WHAT TO DO => Return copies of the lines below that mention "content".

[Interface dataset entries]
*** Block opens ***

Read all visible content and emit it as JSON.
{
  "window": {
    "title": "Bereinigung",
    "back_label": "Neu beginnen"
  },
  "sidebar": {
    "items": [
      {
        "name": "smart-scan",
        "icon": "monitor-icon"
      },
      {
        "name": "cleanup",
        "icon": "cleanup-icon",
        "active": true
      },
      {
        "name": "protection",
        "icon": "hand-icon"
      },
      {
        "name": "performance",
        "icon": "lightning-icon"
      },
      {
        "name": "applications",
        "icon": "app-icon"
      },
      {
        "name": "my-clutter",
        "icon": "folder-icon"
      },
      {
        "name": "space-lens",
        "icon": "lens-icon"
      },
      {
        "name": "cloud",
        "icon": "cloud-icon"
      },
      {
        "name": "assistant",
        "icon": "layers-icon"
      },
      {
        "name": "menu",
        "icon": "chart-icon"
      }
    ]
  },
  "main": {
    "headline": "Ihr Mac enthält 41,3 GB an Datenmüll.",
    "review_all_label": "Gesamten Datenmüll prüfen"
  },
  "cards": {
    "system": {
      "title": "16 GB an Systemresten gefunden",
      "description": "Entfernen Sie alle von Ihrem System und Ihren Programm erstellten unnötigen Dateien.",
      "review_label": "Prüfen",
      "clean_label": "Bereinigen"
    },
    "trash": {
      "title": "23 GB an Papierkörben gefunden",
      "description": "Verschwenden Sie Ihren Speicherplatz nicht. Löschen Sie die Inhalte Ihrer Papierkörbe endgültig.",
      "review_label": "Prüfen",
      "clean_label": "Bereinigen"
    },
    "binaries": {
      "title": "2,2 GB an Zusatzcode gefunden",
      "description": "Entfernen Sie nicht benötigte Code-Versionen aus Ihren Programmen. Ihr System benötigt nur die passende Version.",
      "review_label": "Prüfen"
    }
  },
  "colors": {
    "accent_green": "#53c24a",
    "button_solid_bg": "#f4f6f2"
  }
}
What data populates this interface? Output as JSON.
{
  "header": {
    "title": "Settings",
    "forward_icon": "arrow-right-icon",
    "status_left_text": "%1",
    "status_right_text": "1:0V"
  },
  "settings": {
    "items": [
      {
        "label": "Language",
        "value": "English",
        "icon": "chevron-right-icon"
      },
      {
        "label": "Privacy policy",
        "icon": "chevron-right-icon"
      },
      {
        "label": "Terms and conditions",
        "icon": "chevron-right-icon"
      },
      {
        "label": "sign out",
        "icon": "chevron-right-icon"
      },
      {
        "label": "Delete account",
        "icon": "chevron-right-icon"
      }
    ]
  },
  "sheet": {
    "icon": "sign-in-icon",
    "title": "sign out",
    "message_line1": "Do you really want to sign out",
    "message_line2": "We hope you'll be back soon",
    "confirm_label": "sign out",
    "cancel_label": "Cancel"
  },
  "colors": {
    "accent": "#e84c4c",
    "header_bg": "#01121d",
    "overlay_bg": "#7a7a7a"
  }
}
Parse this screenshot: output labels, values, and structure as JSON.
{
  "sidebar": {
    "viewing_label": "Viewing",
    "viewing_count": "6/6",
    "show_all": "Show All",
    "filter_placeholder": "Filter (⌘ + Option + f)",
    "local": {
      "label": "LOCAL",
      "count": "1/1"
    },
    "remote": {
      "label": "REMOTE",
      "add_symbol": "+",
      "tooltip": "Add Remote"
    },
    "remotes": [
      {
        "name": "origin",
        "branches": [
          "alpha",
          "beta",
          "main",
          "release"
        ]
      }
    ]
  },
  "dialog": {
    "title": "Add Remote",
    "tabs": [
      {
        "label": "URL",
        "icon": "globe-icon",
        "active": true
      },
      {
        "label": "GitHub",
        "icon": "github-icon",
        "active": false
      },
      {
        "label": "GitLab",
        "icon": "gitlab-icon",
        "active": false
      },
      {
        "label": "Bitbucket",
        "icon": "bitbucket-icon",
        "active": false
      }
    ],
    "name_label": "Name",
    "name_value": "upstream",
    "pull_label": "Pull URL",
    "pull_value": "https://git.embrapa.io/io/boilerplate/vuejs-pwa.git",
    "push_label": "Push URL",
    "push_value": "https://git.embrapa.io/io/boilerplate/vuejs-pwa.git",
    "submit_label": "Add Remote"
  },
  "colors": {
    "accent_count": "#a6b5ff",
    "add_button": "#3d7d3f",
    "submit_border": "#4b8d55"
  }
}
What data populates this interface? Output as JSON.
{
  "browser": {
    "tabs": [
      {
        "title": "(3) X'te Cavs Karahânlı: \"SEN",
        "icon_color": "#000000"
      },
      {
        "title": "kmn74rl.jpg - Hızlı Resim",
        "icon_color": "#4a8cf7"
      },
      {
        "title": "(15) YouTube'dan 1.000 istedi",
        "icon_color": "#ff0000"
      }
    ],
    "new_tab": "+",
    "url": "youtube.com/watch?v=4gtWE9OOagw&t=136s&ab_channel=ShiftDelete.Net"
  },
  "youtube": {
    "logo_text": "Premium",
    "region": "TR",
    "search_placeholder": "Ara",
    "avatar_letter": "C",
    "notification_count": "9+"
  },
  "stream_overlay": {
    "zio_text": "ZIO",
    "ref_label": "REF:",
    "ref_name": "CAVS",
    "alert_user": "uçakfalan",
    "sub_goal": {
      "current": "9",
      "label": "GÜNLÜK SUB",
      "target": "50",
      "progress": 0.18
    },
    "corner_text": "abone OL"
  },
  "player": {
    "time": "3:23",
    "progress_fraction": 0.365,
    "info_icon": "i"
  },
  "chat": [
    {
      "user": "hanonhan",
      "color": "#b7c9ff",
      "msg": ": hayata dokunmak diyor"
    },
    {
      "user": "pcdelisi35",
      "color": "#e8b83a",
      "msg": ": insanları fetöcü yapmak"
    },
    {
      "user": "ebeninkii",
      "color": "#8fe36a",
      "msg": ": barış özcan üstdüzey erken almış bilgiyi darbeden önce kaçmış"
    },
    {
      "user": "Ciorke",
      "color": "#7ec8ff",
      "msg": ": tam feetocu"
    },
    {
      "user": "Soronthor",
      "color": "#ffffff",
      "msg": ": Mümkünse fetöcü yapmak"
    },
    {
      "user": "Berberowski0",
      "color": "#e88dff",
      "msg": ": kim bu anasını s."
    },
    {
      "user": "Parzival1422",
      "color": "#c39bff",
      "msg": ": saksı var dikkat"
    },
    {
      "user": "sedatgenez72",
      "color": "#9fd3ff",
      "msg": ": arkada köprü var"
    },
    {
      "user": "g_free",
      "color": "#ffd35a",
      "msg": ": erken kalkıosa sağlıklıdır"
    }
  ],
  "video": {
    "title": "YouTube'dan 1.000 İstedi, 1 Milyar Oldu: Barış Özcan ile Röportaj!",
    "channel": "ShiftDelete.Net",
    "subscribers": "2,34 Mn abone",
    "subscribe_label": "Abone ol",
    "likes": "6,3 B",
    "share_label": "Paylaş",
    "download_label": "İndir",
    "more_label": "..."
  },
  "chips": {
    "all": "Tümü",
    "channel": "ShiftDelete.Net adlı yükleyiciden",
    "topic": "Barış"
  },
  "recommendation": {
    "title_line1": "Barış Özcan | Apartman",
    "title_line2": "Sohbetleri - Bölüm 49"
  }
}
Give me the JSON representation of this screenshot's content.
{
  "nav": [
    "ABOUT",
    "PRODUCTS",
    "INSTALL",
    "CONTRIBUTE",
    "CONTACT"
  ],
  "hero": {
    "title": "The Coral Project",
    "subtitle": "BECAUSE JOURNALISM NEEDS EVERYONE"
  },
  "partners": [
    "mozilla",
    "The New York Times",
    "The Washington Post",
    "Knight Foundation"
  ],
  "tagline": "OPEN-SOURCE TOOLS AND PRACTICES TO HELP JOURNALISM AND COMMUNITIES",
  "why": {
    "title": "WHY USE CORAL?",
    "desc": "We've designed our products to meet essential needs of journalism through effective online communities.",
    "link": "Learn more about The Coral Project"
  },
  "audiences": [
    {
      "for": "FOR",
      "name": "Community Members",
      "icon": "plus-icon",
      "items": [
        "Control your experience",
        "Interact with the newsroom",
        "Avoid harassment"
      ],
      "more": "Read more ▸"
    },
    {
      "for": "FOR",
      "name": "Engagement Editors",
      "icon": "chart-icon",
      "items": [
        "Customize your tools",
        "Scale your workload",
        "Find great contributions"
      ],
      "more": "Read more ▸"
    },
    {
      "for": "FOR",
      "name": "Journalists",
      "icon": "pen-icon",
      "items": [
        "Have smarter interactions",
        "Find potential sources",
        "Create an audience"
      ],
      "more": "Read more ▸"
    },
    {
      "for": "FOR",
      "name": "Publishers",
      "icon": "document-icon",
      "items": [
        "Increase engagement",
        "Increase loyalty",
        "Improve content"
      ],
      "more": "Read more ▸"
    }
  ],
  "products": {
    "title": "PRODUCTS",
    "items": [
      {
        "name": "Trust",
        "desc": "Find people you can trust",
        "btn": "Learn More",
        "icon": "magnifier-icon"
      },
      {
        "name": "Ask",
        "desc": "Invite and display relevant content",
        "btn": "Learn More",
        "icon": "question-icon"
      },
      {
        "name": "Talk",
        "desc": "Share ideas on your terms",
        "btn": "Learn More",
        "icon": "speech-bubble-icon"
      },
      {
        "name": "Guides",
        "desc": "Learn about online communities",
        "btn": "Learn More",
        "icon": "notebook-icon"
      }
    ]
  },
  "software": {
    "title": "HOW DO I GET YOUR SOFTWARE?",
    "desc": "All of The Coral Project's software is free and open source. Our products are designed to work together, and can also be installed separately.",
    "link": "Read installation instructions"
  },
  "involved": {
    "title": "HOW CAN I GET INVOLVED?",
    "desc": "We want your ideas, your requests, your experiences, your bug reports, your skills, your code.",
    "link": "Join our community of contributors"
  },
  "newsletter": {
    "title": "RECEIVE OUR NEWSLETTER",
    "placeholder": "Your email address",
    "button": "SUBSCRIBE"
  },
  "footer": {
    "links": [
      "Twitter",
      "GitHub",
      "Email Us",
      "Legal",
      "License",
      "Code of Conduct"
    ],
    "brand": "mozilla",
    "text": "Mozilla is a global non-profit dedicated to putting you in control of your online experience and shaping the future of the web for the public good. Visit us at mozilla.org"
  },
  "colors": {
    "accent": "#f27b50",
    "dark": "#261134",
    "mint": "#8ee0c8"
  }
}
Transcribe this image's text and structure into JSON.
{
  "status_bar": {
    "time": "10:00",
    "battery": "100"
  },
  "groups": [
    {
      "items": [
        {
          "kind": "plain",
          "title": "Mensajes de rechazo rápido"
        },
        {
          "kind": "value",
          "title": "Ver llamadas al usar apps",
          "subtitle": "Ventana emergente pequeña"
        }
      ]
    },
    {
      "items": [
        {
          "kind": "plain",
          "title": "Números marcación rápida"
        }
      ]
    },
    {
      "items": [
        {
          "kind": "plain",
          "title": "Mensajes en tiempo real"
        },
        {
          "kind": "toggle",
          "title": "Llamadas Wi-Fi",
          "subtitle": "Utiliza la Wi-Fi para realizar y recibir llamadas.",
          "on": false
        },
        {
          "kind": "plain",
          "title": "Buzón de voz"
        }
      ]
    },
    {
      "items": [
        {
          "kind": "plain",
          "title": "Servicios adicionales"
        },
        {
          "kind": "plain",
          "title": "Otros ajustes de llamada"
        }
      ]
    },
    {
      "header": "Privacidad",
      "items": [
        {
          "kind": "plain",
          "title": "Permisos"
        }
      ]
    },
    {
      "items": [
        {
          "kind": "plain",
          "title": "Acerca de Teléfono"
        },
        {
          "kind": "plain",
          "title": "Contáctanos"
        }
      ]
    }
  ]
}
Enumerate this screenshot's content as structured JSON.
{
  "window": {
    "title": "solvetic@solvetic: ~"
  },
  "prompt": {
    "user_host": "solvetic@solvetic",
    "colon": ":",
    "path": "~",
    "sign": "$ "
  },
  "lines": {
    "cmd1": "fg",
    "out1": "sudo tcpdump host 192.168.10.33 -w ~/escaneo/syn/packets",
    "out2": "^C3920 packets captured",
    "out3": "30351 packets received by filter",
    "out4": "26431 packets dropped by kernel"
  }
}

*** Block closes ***

TASK SOLUTION =>
Read all visible content and emit it as JSON.
Give me the JSON representation of this screenshot's content.
        "Improve content"
        "desc": "Invite and display relevant content",
Enumerate this screenshot's content as structured JSON.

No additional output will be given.